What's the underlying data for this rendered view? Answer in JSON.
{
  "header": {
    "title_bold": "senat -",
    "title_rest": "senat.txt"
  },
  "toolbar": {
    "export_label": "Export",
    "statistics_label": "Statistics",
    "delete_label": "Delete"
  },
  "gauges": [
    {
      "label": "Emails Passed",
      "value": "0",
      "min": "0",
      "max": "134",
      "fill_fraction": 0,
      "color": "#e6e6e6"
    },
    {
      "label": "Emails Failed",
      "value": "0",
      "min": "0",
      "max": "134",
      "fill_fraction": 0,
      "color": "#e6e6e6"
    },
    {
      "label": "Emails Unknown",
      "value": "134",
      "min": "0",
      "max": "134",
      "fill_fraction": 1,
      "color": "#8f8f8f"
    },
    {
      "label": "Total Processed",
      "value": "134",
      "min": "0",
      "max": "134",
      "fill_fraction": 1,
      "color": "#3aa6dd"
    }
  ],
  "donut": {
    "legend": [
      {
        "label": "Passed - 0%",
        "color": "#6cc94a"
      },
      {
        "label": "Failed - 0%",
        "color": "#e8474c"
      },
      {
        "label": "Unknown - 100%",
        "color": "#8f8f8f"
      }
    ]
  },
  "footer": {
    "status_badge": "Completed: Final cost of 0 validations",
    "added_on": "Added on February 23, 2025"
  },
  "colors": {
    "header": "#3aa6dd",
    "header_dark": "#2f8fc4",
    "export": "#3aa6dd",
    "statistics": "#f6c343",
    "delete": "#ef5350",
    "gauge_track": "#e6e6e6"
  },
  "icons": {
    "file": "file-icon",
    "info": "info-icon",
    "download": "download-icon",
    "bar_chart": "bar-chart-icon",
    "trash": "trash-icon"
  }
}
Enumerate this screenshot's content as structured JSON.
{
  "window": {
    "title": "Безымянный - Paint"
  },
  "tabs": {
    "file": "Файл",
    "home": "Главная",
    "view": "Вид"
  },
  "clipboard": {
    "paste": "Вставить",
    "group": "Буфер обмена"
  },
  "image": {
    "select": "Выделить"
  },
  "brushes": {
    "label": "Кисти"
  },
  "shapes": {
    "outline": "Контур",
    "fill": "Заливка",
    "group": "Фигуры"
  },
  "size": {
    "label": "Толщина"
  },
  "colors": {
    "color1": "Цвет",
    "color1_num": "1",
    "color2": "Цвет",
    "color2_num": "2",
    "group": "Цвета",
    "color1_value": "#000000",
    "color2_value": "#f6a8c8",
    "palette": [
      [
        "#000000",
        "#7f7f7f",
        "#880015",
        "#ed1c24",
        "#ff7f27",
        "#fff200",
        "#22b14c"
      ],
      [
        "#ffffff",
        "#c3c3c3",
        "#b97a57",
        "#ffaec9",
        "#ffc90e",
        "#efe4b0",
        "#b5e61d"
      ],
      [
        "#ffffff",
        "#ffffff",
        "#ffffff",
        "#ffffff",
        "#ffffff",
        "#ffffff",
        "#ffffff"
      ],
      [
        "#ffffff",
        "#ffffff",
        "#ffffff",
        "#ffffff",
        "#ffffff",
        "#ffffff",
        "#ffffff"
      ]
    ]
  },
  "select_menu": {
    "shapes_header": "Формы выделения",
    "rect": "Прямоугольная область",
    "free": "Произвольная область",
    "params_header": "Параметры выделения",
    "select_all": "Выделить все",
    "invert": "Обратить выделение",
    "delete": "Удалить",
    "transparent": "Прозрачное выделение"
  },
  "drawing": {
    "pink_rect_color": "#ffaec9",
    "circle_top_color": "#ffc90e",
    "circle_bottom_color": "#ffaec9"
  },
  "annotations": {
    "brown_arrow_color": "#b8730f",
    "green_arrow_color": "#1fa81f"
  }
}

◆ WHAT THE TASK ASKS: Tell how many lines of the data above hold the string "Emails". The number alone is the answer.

◆ YOUR SOLUTION: 3